(Dataset items)

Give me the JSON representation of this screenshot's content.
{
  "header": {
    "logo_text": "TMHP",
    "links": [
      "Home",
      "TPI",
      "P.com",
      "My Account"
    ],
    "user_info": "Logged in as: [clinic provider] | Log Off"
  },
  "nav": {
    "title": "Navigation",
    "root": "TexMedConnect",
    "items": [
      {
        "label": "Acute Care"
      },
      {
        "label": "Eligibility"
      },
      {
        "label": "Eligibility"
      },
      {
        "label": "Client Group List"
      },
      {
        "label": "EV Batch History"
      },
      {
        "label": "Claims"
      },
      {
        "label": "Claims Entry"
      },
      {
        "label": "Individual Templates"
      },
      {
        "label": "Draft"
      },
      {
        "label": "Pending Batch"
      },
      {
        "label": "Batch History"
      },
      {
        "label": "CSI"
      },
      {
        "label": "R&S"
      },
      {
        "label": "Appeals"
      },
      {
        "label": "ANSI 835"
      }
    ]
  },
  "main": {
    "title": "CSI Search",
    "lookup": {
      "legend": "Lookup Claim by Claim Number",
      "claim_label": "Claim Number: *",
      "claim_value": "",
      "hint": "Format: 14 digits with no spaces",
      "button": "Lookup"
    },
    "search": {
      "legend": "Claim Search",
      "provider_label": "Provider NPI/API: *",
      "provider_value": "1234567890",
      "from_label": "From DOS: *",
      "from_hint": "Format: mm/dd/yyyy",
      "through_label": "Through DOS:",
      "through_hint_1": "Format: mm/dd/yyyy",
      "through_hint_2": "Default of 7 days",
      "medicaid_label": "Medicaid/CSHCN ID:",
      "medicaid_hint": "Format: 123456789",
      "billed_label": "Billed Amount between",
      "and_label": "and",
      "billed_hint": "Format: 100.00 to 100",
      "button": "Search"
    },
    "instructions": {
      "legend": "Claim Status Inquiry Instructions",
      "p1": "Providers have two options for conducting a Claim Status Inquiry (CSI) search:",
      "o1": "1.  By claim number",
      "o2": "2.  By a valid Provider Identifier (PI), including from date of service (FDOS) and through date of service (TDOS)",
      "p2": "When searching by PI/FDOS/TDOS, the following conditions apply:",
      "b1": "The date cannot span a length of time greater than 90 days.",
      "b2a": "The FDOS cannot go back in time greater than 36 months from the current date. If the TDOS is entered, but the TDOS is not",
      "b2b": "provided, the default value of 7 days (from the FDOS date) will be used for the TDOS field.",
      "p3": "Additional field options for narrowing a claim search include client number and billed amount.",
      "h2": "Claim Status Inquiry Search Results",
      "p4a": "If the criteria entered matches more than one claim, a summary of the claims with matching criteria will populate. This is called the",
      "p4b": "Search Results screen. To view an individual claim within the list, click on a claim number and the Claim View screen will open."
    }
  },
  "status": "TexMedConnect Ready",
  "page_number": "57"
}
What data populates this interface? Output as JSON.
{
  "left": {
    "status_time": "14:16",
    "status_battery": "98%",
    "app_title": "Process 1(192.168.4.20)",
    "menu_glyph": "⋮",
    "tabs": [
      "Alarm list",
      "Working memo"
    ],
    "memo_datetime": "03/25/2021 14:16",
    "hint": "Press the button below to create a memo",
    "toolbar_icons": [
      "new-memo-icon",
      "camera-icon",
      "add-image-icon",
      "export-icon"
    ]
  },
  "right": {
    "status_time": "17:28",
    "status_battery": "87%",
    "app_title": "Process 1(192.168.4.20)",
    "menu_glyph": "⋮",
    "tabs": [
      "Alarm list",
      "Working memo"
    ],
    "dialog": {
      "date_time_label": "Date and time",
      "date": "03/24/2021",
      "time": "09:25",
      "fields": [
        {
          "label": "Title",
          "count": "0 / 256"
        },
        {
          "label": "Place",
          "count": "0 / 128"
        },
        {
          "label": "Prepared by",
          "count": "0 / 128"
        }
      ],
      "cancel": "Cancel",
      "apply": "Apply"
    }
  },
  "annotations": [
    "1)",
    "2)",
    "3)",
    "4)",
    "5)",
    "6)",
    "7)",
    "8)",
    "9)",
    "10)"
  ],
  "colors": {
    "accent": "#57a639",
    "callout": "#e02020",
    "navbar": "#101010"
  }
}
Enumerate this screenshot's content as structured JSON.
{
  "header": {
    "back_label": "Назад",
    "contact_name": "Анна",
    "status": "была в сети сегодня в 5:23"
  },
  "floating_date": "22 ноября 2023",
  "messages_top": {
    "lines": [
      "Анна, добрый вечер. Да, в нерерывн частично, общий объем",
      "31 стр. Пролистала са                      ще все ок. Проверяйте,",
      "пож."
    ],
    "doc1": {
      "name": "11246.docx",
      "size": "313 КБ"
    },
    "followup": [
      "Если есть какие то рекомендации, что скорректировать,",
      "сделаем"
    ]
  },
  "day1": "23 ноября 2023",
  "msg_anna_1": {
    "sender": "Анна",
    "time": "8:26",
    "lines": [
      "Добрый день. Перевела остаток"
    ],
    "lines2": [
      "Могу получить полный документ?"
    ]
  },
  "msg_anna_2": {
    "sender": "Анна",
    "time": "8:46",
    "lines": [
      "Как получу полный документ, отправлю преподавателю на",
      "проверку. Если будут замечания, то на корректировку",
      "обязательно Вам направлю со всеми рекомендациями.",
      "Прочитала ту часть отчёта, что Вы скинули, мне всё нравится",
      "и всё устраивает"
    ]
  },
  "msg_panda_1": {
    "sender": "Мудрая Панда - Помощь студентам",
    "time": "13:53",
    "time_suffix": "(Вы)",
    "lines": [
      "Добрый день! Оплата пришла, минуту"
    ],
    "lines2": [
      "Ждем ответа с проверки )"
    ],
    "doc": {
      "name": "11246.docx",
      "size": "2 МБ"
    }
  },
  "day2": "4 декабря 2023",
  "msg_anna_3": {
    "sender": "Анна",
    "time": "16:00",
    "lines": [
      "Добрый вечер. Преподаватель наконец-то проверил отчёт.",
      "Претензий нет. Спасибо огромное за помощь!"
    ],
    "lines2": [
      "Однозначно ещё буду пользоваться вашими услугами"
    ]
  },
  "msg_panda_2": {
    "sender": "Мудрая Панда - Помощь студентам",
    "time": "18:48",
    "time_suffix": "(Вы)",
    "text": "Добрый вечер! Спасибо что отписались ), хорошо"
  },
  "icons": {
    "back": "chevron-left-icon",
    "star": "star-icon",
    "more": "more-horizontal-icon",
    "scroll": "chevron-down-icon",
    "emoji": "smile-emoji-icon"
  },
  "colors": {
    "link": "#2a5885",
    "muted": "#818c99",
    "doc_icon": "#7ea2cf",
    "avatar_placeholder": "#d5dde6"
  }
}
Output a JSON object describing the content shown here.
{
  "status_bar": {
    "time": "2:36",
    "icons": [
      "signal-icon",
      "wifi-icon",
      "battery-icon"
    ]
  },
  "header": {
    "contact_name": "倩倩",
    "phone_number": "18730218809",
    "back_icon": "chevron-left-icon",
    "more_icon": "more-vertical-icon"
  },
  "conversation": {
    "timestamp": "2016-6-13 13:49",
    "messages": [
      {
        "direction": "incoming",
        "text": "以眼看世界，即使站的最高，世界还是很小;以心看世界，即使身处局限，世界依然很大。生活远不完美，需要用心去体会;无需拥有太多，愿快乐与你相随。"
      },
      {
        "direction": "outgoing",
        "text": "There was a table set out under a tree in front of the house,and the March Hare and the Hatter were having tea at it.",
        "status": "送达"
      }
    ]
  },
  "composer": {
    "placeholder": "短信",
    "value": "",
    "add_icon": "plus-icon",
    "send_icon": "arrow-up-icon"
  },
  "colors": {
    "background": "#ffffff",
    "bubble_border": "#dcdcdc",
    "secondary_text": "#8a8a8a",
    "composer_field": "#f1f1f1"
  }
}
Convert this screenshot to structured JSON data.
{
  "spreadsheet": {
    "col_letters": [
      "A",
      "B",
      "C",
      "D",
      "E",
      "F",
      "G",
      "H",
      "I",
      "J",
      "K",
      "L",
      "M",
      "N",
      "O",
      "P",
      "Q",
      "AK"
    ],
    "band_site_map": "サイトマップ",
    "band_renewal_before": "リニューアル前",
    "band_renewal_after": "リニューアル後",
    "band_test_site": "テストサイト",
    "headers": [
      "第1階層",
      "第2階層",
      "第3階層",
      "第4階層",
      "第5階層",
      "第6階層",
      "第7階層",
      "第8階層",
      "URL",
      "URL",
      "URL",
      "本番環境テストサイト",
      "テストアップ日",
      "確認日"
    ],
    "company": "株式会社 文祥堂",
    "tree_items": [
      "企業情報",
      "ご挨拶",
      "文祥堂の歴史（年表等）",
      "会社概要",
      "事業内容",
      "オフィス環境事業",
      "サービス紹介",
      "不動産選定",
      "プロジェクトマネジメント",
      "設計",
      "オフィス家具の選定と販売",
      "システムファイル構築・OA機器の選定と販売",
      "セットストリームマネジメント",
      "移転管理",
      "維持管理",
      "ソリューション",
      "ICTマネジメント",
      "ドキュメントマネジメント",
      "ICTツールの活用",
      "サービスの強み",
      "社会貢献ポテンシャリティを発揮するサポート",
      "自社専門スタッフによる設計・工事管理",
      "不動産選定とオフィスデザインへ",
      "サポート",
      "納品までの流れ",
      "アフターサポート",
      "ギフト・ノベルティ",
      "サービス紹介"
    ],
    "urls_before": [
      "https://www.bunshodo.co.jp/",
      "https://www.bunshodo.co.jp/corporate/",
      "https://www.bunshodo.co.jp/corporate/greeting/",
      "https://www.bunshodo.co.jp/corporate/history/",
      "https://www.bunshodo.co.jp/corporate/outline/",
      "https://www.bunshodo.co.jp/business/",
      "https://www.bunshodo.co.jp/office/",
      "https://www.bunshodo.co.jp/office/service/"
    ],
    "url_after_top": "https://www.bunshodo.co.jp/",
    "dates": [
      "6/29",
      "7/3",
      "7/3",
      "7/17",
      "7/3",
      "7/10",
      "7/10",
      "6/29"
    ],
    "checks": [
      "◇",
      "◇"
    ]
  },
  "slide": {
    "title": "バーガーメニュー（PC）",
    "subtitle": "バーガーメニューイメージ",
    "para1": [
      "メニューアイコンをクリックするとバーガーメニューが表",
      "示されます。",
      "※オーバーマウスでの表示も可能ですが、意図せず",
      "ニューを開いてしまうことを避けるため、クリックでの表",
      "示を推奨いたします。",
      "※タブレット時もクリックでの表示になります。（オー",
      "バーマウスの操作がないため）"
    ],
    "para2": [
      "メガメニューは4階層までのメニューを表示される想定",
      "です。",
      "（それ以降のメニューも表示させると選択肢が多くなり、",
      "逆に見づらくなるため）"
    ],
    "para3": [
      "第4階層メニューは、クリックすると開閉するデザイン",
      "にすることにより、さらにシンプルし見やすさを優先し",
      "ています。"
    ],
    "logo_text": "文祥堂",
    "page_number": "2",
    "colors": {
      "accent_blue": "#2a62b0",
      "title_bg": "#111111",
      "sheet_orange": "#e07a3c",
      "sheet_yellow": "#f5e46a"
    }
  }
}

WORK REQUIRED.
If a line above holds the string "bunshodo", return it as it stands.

SOLUTION TO THE PROBLEM.
      "https://www.bunshodo.co.jp/",
      "https://www.bunshodo.co.jp/corporate/",
      "https://www.bunshodo.co.jp/corporate/greeting/",
      "https://www.bunshodo.co.jp/corporate/history/",
      "https://www.bunshodo.co.jp/corporate/outline/",
      "https://www.bunshodo.co.jp/business/",
      "https://www.bunshodo.co.jp/office/",
      "https://www.bunshodo.co.jp/office/service/"
    "url_after_top": "https://www.bunshodo.co.jp/",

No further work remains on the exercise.